    1. Hi Danielle, Yeah, I probably wouldn’t have chosen Yesterday either. I have an annual subscription to Peirene Press, and it came as part of that – they only publish three books a year and I usually enjoy them, so I’m happy to receive whatever they publish, but this one was a dud for me.

      The baby storks are now so big that it’s hard to tell them from their parents! A few more weeks and they’ll be flying off to Africa. It’s been wonderful to watch the whole cycle!

  2. “In fact, one of the shocking things about reading this history is discovering just how hard the planters and their British imperial backers worked to ensure that after emancipation, things would change as little as possible.”

    This is something I’m seeing echoed in any number of my slavery-reading-project reads this year. Not in a deliberate way, like the authors got together and discussed it (across countries, across decades! hah) but in a gradual adding-everything-together jigsaw assembly of recognition.

    Do you have Clint Smith’s How the Word is Passed on your list? It’s mostly Amn, though ends with a long piece on Senegal. I *think* it might be the kind of journalism that you particularly enjoy, with a link between past and present both practically (but occasionally poetically) expressed. Likely a favourite for me this year. Cinching the loop with mass incarceration a-la-du-Vernay too.

    What I loved about the debut Carson work is that she expressed the interconnectedness of sea life so that you felt it and took it in, without her announcing it…simply via her observations. I think you mentioned your copy was missing the illustrations though? That’s too bad, because it made it feel much more like leafing through a biologist’s notebook, like you’re along with her, rather than studying. Still, you’ve the plus of an Atwood essay which was probably very good.

    1. No, I hadn’t come across the Smith book before, but it sounds excellent! Thanks for the recommendation. Both the subject matter and the fact that the author is both poet and journalist are quite intriguing. I’m generally not attracted to books with a strong US focus, but I think I could make an exception for this one!
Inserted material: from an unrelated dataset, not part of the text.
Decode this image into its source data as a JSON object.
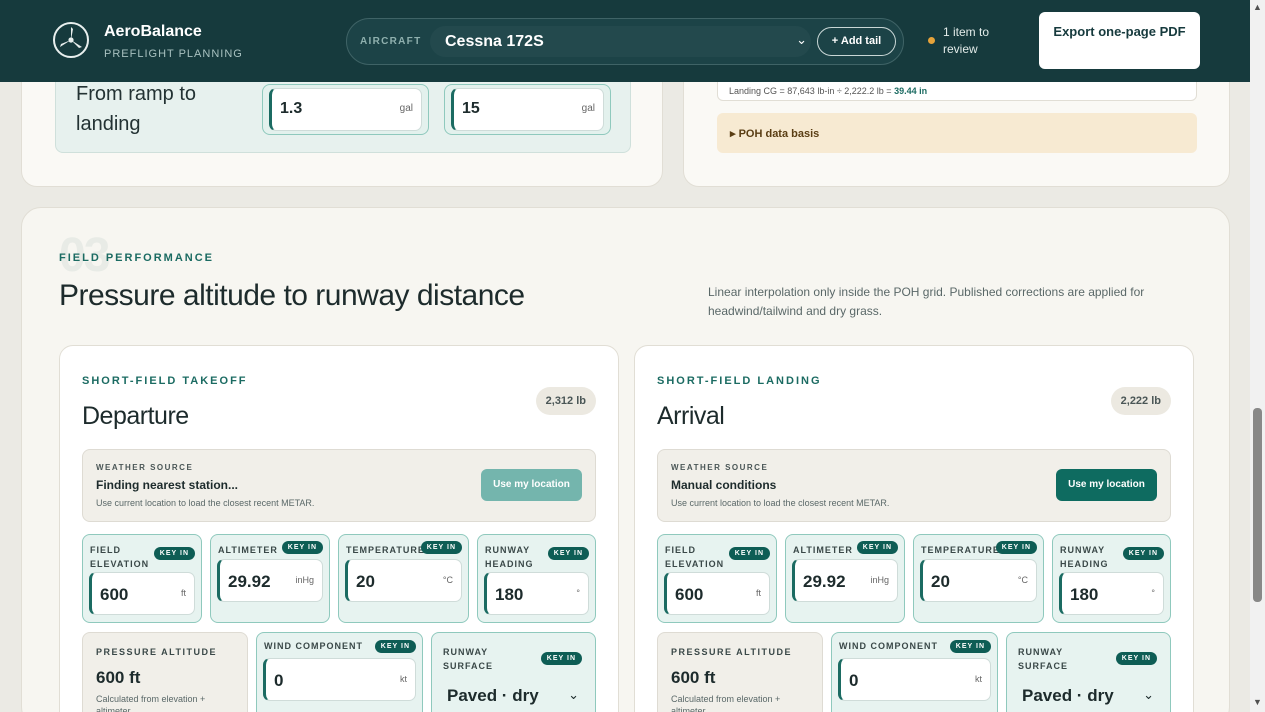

      Yes, it was amazing how Carson evoked a whole ecosystem, while still making it a story you could follow. I read it on a Kindle, so although there were a few illustrations, they were pretty grainy and awful. I think it would have been better with a hard copy. But the Atwood essay was definitely a plus! She put Carson’s work in context and reminded me how little environmental consciousness there was back in the 40s and 50s when she was writing these books:

      “Wasn’t the sea an ever-renewing source of bounty, there for humankind’s taking? You didn’t need to pay attention to its ecosystems, because why would you? The sea could take care of itself. It was too big to fail.”

      So the essay really positioned Carson as a pivotal figure, and Atwood also pointed out how much misogynistic abuse Carson received for raising environmental alarms in Silent Spring, which she wrote while dying of cancer. One line of attack was the idea that because she was unmarried, she must be a communist 😮

Leave a Reply